Writers love to write… so to give them even more time to do what they love best, the May/June 2009 Writer’s Digest presents its 11th Annual 101 Best Websites for Writers. Selecting the “best of the best” from more than 2,700 nominations, the 2009 list (eight categories) includes more blogs and free market listings than ever before! This exhaustive resource for writers covers agent blogs, publishers, jobs and markets, writing commun- ities, genres and much more. Symbols make it easy for users to identify what a particular site offers such as workshops, contests, forums, e-newsletters, podcasts and critiques. Article author Brian A. Klems has really done a terrific favor for writers by gathering so much practical, interesting and fun material. There’s even information for young writers. So whether you’re a novice or an author of great stature, this List has something for just about everyone.(Even the non-writers among us) You can even check out the 2009 May/June Writer’s Digest plus many other writers’ resources from your St. Charles Public Library!

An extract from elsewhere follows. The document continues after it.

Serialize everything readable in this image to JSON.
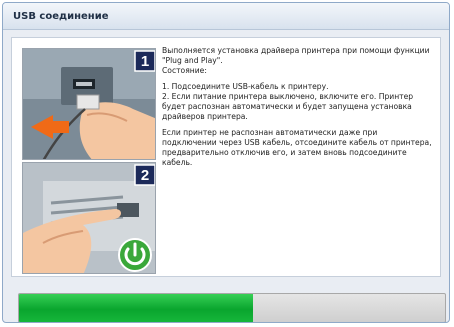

(A few are listed below)
Literary Market Place: LMP
READY REF 070.5025 LIT Children’s Writer’s & Illustrator’s Market
Alice Pope, ed. 808.068 CHI Novel & Short Story Writer’s Market
Luaren Mosko, ed. 808.02 NOV Poet’s Market
Nancy Breen, ed. 808.02 POE
Mothers, graduates, workers, Cinco de Mayo…popular May honorees, to name a few. But did you know there are many other remarkable events to celebrate during May?
Just to name a few…
May 1, 1939 Debut of Detective Comics#27 highlighting Bob Kane’s caped crime fighter Batman
May 1, 1893 Opening of The Columbian Exposition in Chicago
May 1, 1884 First skyscraper was erected (The Home Insurance Building) Chicago
May 3, 1999 Dow Jones tops 11,000 for the first time
May 4 International Respect for Chickens Day
May 13 Root Canal Appreciation Day
May 19, 1536 The Execution of Anne Boleyn
May 20, 1932 Amelia Earhart’s Atlantic Crossing
May 22, 1967 Premier of Mister Rogers’ Neighborhood
May 25, 1977 Premier of Star Wars
May 29, 1953 Mt. Everest Summit reached by Edmund Hillary and Tensing Norgay
May 30, 1783 First American newspaper published ~ The Pennsylvania Evening Post
Intrigued? I hope so.
The rest of the “iceberg” (750 pages) can be found in Chase’s Calendar of Events, 2009 ( 394.26 CHA).
Wonderful information is arranged according to the calendar year and commemorates international events (sports, holidays, special occurrences, anniversaries). Best of all, Chase features brief, historical descriptions for the majority of entries. So, if you’re intrigued by facts and appreciate them in small doses ( at your leisure!), check out this fascinating book. Begin with your birth month and discover lots of days to celebrate!
Book lovers certainly do love quotes about books, reading, libraries – you name it! I grew up with a poster of this famous quote by Henry Ward Beecher in my room:
A library is not a luxury but a necessity of life.
Hmmm, wonder if that influenced my choice of career?
I recently checked out some books of quotations and sayings related to all things book-ish, and found some new quotes to savor and share:
Until I feared I would lose it, I never loved to read. One does not love breathing.
Jorge Luis Borges:
A good reader is rarer than a good writer.
Let our books have some of the qualities of music. But they must be the qualities that music has for the unmusical, what we want are dreams, and sound without sense.
And my new favorite, from Oliver Wendell Holmes:
When I want a book, it is as a tiger wants a sheep. I must have it with one spring, and, if I miss it, go away defeated and hungry.
I’m always open to adding new quotes to my collection so send your favorites in!